Entries supplied:
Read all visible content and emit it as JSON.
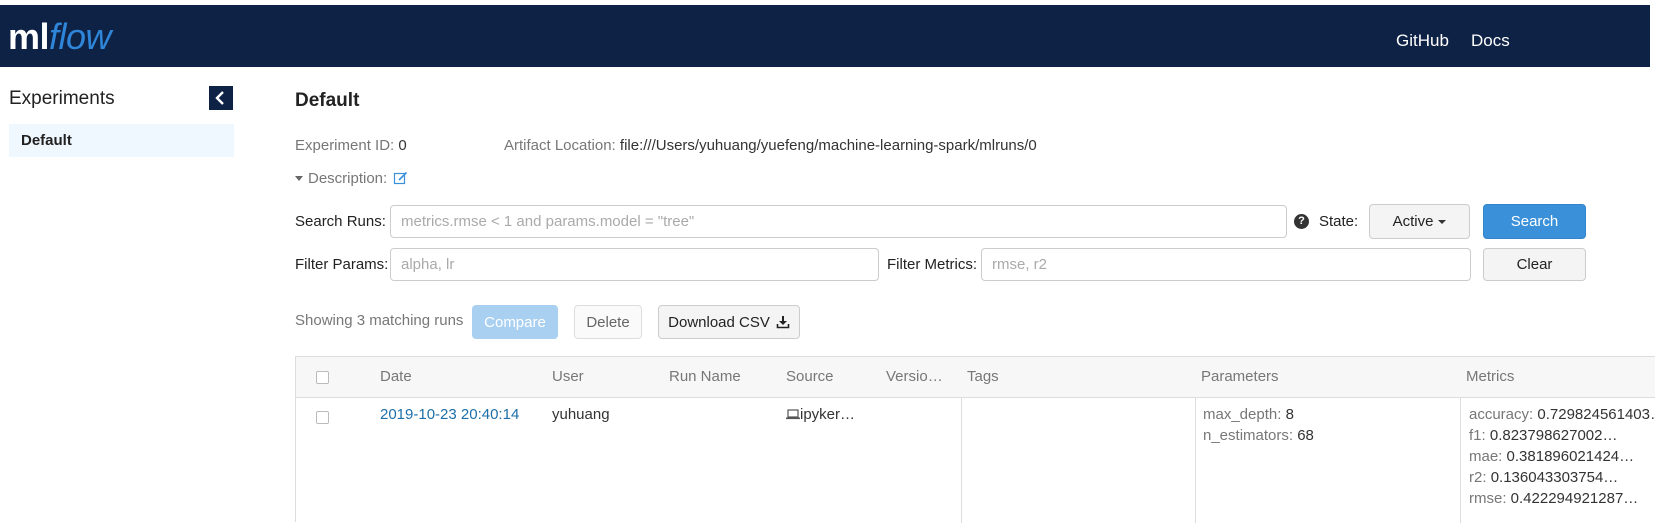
{
  "header": {
    "logo_ml": "ml",
    "logo_flow": "flow",
    "nav": [
      "GitHub",
      "Docs"
    ],
    "background": "#0e2246"
  },
  "sidebar": {
    "title": "Experiments",
    "items": [
      {
        "label": "Default",
        "selected": true
      }
    ]
  },
  "experiment": {
    "title": "Default",
    "id_label": "Experiment ID:",
    "id_value": "0",
    "artifact_label": "Artifact Location:",
    "artifact_value": "file:///Users/yuhuang/yuefeng/machine-learning-spark/mlruns/0",
    "description_label": "Description:"
  },
  "search": {
    "runs_label": "Search Runs:",
    "runs_placeholder": "metrics.rmse < 1 and params.model = \"tree\"",
    "state_label": "State:",
    "state_value": "Active",
    "search_button": "Search",
    "filter_params_label": "Filter Params:",
    "filter_params_placeholder": "alpha, lr",
    "filter_metrics_label": "Filter Metrics:",
    "filter_metrics_placeholder": "rmse, r2",
    "clear_button": "Clear"
  },
  "toolbar": {
    "showing": "Showing 3 matching runs",
    "compare": "Compare",
    "delete": "Delete",
    "download": "Download CSV"
  },
  "table": {
    "columns": [
      "Date",
      "User",
      "Run Name",
      "Source",
      "Versio…",
      "Tags",
      "Parameters",
      "Metrics"
    ],
    "rows": [
      {
        "date": "2019-10-23 20:40:14",
        "user": "yuhuang",
        "run_name": "",
        "source": "ipyker…",
        "version": "",
        "tags": "",
        "parameters": [
          {
            "key": "max_depth:",
            "value": "8"
          },
          {
            "key": "n_estimators:",
            "value": "68"
          }
        ],
        "metrics": [
          {
            "key": "accuracy:",
            "value": "0.729824561403…"
          },
          {
            "key": "f1:",
            "value": "0.823798627002…"
          },
          {
            "key": "mae:",
            "value": "0.381896021424…"
          },
          {
            "key": "r2:",
            "value": "0.136043303754…"
          },
          {
            "key": "rmse:",
            "value": "0.422294921287…"
          }
        ]
      }
    ]
  },
  "colors": {
    "primary": "#3b91d9",
    "link": "#1c6fa8",
    "selected_bg": "#f0f8ff"
  }
}
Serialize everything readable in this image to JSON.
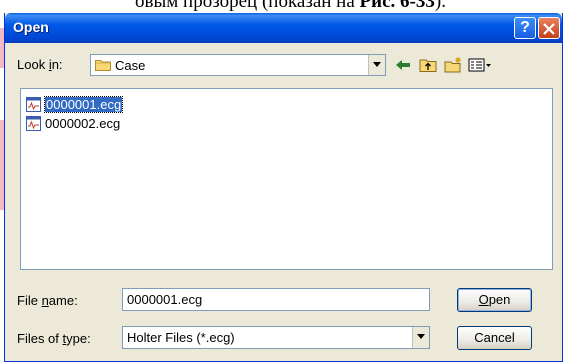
{
  "background_text": {
    "line": "овым прозорец (показан на ",
    "bold": "Рис. 6-33",
    "tail": ")."
  },
  "window": {
    "title": "Open",
    "help_label": "?",
    "close_label": "✕"
  },
  "lookin": {
    "label_pre": "Look ",
    "label_accel": "i",
    "label_post": "n:",
    "value": "Case"
  },
  "files": [
    {
      "name": "0000001.ecg",
      "selected": true
    },
    {
      "name": "0000002.ecg",
      "selected": false
    }
  ],
  "filename": {
    "label_pre": "File ",
    "label_accel": "n",
    "label_post": "ame:",
    "value": "0000001.ecg"
  },
  "filetype": {
    "label_pre": "Files of ",
    "label_accel": "t",
    "label_post": "ype:",
    "value": "Holter Files (*.ecg)"
  },
  "buttons": {
    "open_accel": "O",
    "open_rest": "pen",
    "cancel": "Cancel"
  },
  "colors": {
    "titlebar": "#0058e6",
    "selection": "#316ac5",
    "dialog_bg": "#ece9d8"
  },
  "icons": [
    "back-icon",
    "up-folder-icon",
    "new-folder-icon",
    "view-menu-icon",
    "folder-icon",
    "ecg-file-icon"
  ]
}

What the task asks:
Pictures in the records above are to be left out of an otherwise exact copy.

Solution below:
Read all visible content and emit it as JSON.
{
  "header": {
    "logo_ml": "ml",
    "logo_flow": "flow",
    "nav": [
      "GitHub",
      "Docs"
    ],
    "background": "#0e2246"
  },
  "sidebar": {
    "title": "Experiments",
    "items": [
      {
        "label": "Default",
        "selected": true
      }
    ]
  },
  "experiment": {
    "title": "Default",
    "id_label": "Experiment ID:",
    "id_value": "0",
    "artifact_label": "Artifact Location:",
    "artifact_value": "file:///Users/yuhuang/yuefeng/machine-learning-spark/mlruns/0",
    "description_label": "Description:"
  },
  "search": {
    "runs_label": "Search Runs:",
    "runs_placeholder": "metrics.rmse < 1 and params.model = \"tree\"",
    "state_label": "State:",
    "state_value": "Active",
    "search_button": "Search",
    "filter_params_label": "Filter Params:",
    "filter_params_placeholder": "alpha, lr",
    "filter_metrics_label": "Filter Metrics:",
    "filter_metrics_placeholder": "rmse, r2",
    "clear_button": "Clear"
  },
  "toolbar": {
    "showing": "Showing 3 matching runs",
    "compare": "Compare",
    "delete": "Delete",
    "download": "Download CSV"
  },
  "table": {
    "columns": [
      "Date",
      "User",
      "Run Name",
      "Source",
      "Versio…",
      "Tags",
      "Parameters",
      "Metrics"
    ],
    "rows": [
      {
        "date": "2019-10-23 20:40:14",
        "user": "yuhuang",
        "run_name": "",
        "source": "ipyker…",
        "version": "",
        "tags": "",
        "parameters": [
          {
            "key": "max_depth:",
            "value": "8"
          },
          {
            "key": "n_estimators:",
            "value": "68"
          }
        ],
        "metrics": [
          {
            "key": "accuracy:",
            "value": "0.729824561403…"
          },
          {
            "key": "f1:",
            "value": "0.823798627002…"
          },
          {
            "key": "mae:",
            "value": "0.381896021424…"
          },
          {
            "key": "r2:",
            "value": "0.136043303754…"
          },
          {
            "key": "rmse:",
            "value": "0.422294921287…"
          }
        ]
      }
    ]
  },
  "colors": {
    "primary": "#3b91d9",
    "link": "#1c6fa8",
    "selected_bg": "#f0f8ff"
  }
}
Serialize everything readable in this image to JSON.
{
  "background_text": {
    "line": "овым прозорец (показан на ",
    "bold": "Рис. 6-33",
    "tail": ")."
  },
  "window": {
    "title": "Open",
    "help_label": "?",
    "close_label": "✕"
  },
  "lookin": {
    "label_pre": "Look ",
    "label_accel": "i",
    "label_post": "n:",
    "value": "Case"
  },
  "files": [
    {
      "name": "0000001.ecg",
      "selected": true
    },
    {
      "name": "0000002.ecg",
      "selected": false
    }
  ],
  "filename": {
    "label_pre": "File ",
    "label_accel": "n",
    "label_post": "ame:",
    "value": "0000001.ecg"
  },
  "filetype": {
    "label_pre": "Files of ",
    "label_accel": "t",
    "label_post": "ype:",
    "value": "Holter Files (*.ecg)"
  },
  "buttons": {
    "open_accel": "O",
    "open_rest": "pen",
    "cancel": "Cancel"
  },
  "colors": {
    "titlebar": "#0058e6",
    "selection": "#316ac5",
    "dialog_bg": "#ece9d8"
  },
  "icons": [
    "back-icon",
    "up-folder-icon",
    "new-folder-icon",
    "view-menu-icon",
    "folder-icon",
    "ecg-file-icon"
  ]
}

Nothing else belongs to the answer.